We had also anticipated that customers would be rude and anxious to get out of the store. However, most of those who have come in have been very pleasant and appreciative. Lots of customers even thank us for what we are doing.

Companies like Kroger have made it a priority to keep their customers and employees safe. Certain employees are solely tasked with reducing the risk of COVID-19 transmission inside the store. Senior Vivian Haggard said that a lot of her shifts consist of “wiping carts, tracking the number of people in the store, and controlling the flow of traffic to ensure social distancing.”

To keep up with the virus, Kroger has initiated some new policies that further improve hygiene and safety. Employees wear rubber gloves, and clear plastic barriers have been placed between the clerk and the customer. Employees wipe down the belt and PIN pads after each use.

Only a fraction of the cleaning equipment used to sanitize grocery carts.

Just outside the store, shopping carts are also sanitized after every use. The store has an employee at every entrance and exit monitoring the number of people inside, making sure the building doesn’t go overcapacity. Starting April 26, all Kroger employees have been required to wear a mask at all times.

For some, this change has been difficult to adapt to.

We have found that although wearing the mask is necessary, it is also irritating. The lack of air in the mask makes it harder to breathe normally. And for employees wearing glasses, the mask causes the lenses to fog up with every breath.

Despite all of these inconveniences, the masks and other policies help stop the spread of infection and are making employees feel much safer.

When Sloan puts on his mask for work, his glasses fog up.

“I’m not really scared of going into work because I take every safety precaution to stay in good health,” senior Jenna Turner said. 

Elijah Brown, a senior at Dunbar who works at Cracker Barrel, is simply glad to be able to continue working.

“I do feel like my job is helpful,” he said.

Other students are coming to terms with the loss of their jobs due to the pandemic.

“I worked at FYE at the Fayette Mall around 10-15 hours [per week],” senior Noah Rasnake said.

Although he is disappointed, he understands why he lost his job.

“A CD store isn’t really a necessity in these times,” he said.

Rasnake, although himself not working, fears for others in his life, despite all the precautionary measures.
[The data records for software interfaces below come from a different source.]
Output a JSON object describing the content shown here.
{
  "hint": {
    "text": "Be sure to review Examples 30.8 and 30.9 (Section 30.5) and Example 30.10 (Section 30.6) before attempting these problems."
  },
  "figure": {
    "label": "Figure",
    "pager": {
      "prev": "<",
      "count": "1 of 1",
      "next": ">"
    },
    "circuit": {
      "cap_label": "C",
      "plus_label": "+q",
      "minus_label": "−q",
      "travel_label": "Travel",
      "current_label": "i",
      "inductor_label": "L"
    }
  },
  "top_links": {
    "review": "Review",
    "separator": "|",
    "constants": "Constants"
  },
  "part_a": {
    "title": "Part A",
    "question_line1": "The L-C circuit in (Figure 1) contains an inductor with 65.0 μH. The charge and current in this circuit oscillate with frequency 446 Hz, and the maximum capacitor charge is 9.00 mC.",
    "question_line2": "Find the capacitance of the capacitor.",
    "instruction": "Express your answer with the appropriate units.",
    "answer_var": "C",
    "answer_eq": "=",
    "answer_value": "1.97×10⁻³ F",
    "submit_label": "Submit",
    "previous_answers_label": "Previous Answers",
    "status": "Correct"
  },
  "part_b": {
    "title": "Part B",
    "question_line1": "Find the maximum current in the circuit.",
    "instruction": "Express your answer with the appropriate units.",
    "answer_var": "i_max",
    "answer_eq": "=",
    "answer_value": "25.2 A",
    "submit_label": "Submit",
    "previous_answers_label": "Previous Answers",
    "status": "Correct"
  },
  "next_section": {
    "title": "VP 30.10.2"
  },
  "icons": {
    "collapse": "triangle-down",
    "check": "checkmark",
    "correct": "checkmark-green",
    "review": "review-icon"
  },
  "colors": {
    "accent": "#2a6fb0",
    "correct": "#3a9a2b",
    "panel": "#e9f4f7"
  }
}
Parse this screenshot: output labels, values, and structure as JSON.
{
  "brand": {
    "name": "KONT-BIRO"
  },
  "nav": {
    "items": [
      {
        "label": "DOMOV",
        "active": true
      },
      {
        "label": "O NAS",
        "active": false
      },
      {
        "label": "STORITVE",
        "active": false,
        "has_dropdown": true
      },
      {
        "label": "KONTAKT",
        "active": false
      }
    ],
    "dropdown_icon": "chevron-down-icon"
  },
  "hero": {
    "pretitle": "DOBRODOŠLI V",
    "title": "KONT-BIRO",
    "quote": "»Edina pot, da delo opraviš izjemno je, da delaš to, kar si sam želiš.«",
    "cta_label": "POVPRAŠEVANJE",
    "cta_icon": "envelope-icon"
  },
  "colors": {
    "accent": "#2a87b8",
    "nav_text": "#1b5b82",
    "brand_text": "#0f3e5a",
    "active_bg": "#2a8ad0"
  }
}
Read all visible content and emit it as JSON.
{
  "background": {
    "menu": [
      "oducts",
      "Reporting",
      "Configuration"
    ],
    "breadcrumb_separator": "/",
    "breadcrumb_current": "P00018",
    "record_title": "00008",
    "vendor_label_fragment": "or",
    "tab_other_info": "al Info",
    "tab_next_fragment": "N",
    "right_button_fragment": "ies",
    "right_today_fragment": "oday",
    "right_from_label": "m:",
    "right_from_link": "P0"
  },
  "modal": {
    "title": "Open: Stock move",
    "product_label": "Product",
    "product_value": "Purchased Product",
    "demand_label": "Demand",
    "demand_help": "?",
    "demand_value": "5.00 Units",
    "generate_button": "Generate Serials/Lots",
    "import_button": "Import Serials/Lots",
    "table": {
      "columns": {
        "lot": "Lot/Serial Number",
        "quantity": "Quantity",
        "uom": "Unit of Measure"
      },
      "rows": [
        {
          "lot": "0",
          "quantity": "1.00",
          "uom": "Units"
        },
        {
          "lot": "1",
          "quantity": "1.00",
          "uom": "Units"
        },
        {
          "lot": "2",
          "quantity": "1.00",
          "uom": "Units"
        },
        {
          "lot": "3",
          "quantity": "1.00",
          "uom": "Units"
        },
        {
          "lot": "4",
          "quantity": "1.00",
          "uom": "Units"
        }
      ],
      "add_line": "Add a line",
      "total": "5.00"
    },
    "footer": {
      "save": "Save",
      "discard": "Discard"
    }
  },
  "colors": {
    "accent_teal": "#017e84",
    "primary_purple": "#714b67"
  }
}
He currently has close friends still working at essential businesses.

“At times, I worry about my friends’ safety because I know that by working, they’re risking their health and the health of those around them,” he said. “But I trust that they keep their distance and follow the required rules associated with staying healthy.”

Regardless of their employment status, people are getting used to these new conditions. Some teenagers are being called essential and some are staying at home, but both groups are adapting to the new rules of a world confronting a pandemic.